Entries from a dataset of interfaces
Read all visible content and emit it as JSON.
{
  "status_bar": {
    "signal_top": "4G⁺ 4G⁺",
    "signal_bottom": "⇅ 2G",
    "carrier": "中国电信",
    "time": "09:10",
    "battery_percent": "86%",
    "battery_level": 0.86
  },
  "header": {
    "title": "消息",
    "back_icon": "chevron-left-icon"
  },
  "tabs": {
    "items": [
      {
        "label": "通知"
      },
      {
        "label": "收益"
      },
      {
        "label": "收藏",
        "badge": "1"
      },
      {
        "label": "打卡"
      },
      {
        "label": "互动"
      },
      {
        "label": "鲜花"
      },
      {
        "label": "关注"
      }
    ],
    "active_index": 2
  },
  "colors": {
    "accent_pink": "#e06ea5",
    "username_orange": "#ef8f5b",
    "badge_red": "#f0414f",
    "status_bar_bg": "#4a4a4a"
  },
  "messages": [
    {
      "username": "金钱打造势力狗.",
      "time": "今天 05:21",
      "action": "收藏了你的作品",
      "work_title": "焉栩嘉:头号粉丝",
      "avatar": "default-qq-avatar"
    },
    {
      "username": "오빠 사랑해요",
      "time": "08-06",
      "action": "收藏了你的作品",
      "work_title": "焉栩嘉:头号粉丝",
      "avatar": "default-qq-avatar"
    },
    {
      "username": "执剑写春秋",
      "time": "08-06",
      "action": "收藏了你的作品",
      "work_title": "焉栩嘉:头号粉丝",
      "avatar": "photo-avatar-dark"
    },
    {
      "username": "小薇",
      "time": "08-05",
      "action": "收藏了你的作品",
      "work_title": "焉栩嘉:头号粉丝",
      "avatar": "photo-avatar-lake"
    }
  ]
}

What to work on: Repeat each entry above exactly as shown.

Output for this task:
Read all visible content and emit it as JSON.
{
  "status_bar": {
    "signal_top": "4G⁺ 4G⁺",
    "signal_bottom": "⇅ 2G",
    "carrier": "中国电信",
    "time": "09:10",
    "battery_percent": "86%",
    "battery_level": 0.86
  },
  "header": {
    "title": "消息",
    "back_icon": "chevron-left-icon"
  },
  "tabs": {
    "items": [
      {
        "label": "通知"
      },
      {
        "label": "收益"
      },
      {
        "label": "收藏",
        "badge": "1"
      },
      {
        "label": "打卡"
      },
      {
        "label": "互动"
      },
      {
        "label": "鲜花"
      },
      {
        "label": "关注"
      }
    ],
    "active_index": 2
  },
  "colors": {
    "accent_pink": "#e06ea5",
    "username_orange": "#ef8f5b",
    "badge_red": "#f0414f",
    "status_bar_bg": "#4a4a4a"
  },
  "messages": [
    {
      "username": "金钱打造势力狗.",
      "time": "今天 05:21",
      "action": "收藏了你的作品",
      "work_title": "焉栩嘉:头号粉丝",
      "avatar": "default-qq-avatar"
    },
    {
      "username": "오빠 사랑해요",
      "time": "08-06",
      "action": "收藏了你的作品",
      "work_title": "焉栩嘉:头号粉丝",
      "avatar": "default-qq-avatar"
    },
    {
      "username": "执剑写春秋",
      "time": "08-06",
      "action": "收藏了你的作品",
      "work_title": "焉栩嘉:头号粉丝",
      "avatar": "photo-avatar-dark"
    },
    {
      "username": "小薇",
      "time": "08-05",
      "action": "收藏了你的作品",
      "work_title": "焉栩嘉:头号粉丝",
      "avatar": "photo-avatar-lake"
    }
  ]
}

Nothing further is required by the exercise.